Correlation between IL-7 and MCP-1 in diabetic chronic non healing ulcer patients at higher risk of coronary artery disease.

Research paper by Awadhesh K AK Arya, Deepa D Pokharia, Surya S Bhan, Richik R Tripathi, Kamlakar K Tripathi

Indexed on: 28 Aug '12Published on: 28 Aug '12Published in: Cytokine


Cytokines play an extremely important role in the pathogenesis of coronary artery disease (CAD) in which interleukin (IL)-7 is a major regulator of T-cell homeostasis which is conced in the stimulation of leukocyte-endothelial cell adhesion during inflammatory events. Circulating IL-7 is associated with activation of monocyte and natural killer cells, leading to enhanced production of inflammatory cytokines and chemokines observed in atherosclerosis and acute coronary syndromes. Plasma levels of IL-7, hs-CRP and monocyte chemoattractant protein (MCP)-1 were measured by an immunoenzymatic ELISA technique.
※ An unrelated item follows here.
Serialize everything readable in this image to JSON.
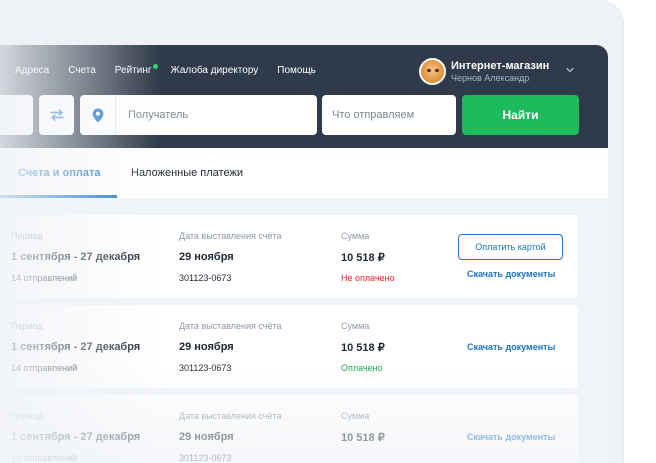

Ninety neuropathic diabetic foot patients were divided into two groups: group B [those without CAD (n=45)] and group C [those with higher risk of CAD (n=45)]. Thirty-five healthy subjects were included as control (group H). Plasma concentration of IL-7, MCP-1 and hs-CRP were significantly higher in group C as compare with group H and B. Plasma IL-7 levels also showed significant positive correlations with plasma levels of hs-CRP and MCP-1. Abnormalities in lipid profile were also observed. In conclusion the positive correlation between plasma concentration of IL-7, MCP-1 and hs-CRP in diabetic foot patients observed herein, suggests a plausible role for IL-7 in the promotion of clinical instability in coronary artery disease.